function poll_res(url, freq, callbacks, settings, headers)
As get_res, but the 'freq' value is how often you want to poll. This must be an integer, and is measured in seconds.


The callbacks argument is a hash array which may have the following values:

  • 'ontimeout'
  • 'onconnected'
  • 'onreceived'
  • 'oncomplete'

I may add an 'onerror' callback in later versions.
The values should be function objects.

If the callbacks option is omitted, a default range of values, from the settings array will be will be used.
Each callback is passed the AJAX object, and the settings array.

Settings array

The settings array is a hash array, which may contain the following options:

  • callbacks
    • a second source for callbacks.
  • dont-suppress-cache
    • By default the library adds a random param to the end of the URL, to make reduce likely-hood of cache hits. This disables this option.
  • method
    • HTTP method, i.e. GET or POST (or possibly the other values, but I can't see how to use them in AJAX)
  • timeout
    • The client side time out, how long to wait for responses, measured in seconds
  • chunkid
  • Used in my default event handlers, which DOM element gains the downloaded content.

The system creates the following:

  • id
    • the id of the AJAX object.
  • url
    • cache of the param you passed, used in logging.
  • dead
    • This is a flag, for logging completion of being killed. This prevents any further events from being triggered.
  • abortHandle
    • A reference to the timer resource handle, so you can cancel the timer.
    • The system auto cancels on request completion.

A default set of options is created in create_settings function. It is recommended that this function is overridden to match site wide preferences. The settings can override for instance specific usage.

Sample use


    var yy=new Array();
    get_res('./ajaxb.php', yy);

    var url=“”;
    callbacks=new Array();
    callbacks['ontimeout']=function(ajax, settings) { ... };
    callbacks['oncomplete']=function(ajax, settings) { ... };
    headers=list2array('Accept','image/jpeg,image/png', 'Connection', 'close');
    settings=list2array('timeout', 30, 'method', 'GET', 'colour-gradient1', '#222', 'colour-gradient2', '#ddd');
    get_res(url, callbacks, settings, headers);

    var url=“”;
    var freq = 20;
    callbacks=new Array();
    callbacks['ontimeout']=function(ajax, settings) { ... };
    callbacks['oncomplete']=function(ajax, settings) { ... };
    settings=list2array('timeout', 30, 'method', 'GET');
    poll_res(url, freq, callbacks, settings);


This is available here, under LGPL licence.
I need to add the other implementation and the contextual libraries.

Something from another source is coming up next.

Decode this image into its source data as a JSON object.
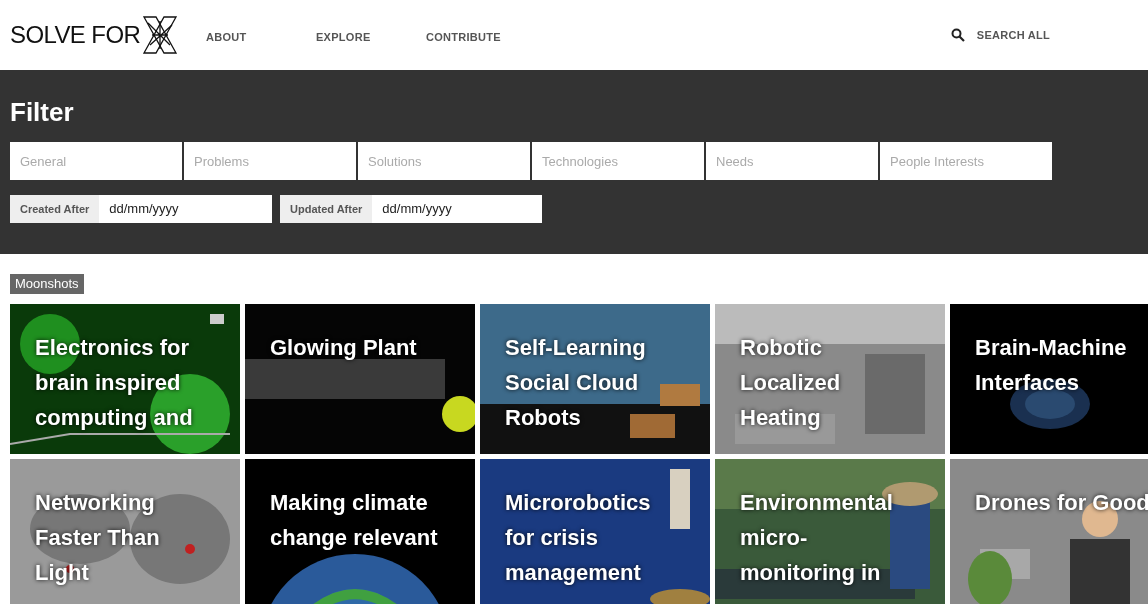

I pulled the library from an old website, but the test cases wheren't installed on that. If any has them, please forward them to me...
This is only valuable as an asset, if you are unable to use jQuery.